─── Data ───

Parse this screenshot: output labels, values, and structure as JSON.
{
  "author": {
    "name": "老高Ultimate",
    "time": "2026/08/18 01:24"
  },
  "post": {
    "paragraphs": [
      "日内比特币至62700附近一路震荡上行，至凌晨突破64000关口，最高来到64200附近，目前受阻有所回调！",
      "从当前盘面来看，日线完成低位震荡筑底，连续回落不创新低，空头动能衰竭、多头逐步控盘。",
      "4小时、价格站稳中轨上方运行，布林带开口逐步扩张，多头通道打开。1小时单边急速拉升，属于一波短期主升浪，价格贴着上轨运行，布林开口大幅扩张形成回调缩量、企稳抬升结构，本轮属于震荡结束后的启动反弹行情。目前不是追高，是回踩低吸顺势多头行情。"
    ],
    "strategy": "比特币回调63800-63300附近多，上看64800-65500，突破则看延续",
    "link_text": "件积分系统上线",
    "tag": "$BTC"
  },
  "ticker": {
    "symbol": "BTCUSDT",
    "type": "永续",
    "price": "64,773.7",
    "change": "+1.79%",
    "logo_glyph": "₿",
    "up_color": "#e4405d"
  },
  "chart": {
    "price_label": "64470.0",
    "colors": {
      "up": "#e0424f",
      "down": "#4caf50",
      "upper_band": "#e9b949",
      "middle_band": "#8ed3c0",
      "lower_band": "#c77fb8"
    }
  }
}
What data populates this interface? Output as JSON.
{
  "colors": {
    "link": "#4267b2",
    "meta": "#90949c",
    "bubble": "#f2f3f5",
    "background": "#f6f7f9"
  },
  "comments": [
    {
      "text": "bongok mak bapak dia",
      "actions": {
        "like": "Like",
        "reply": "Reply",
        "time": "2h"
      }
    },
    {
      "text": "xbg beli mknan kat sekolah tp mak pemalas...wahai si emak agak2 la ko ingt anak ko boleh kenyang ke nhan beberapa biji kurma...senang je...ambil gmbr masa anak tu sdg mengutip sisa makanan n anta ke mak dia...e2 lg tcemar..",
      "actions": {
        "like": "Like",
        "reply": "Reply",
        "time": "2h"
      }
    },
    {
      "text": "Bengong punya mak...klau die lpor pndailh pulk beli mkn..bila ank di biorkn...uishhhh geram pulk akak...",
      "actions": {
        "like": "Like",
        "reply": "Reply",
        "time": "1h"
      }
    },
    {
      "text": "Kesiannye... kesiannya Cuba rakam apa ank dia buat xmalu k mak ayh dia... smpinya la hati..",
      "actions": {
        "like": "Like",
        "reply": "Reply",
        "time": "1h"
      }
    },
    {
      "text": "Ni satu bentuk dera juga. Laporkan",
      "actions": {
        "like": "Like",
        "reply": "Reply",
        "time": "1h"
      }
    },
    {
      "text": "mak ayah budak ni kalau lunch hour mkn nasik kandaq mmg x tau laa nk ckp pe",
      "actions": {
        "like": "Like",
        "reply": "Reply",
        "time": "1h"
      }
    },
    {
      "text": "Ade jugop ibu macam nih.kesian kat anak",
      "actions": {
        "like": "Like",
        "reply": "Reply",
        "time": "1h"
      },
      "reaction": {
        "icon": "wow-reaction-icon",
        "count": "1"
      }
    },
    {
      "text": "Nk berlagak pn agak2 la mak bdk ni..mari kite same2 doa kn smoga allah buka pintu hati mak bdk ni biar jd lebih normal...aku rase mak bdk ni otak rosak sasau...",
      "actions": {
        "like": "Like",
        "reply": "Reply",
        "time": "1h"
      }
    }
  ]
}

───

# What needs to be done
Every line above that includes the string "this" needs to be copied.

# Written response
Parse this screenshot: output labels, values, and structure as JSON.
What data populates this interface? Output as JSON.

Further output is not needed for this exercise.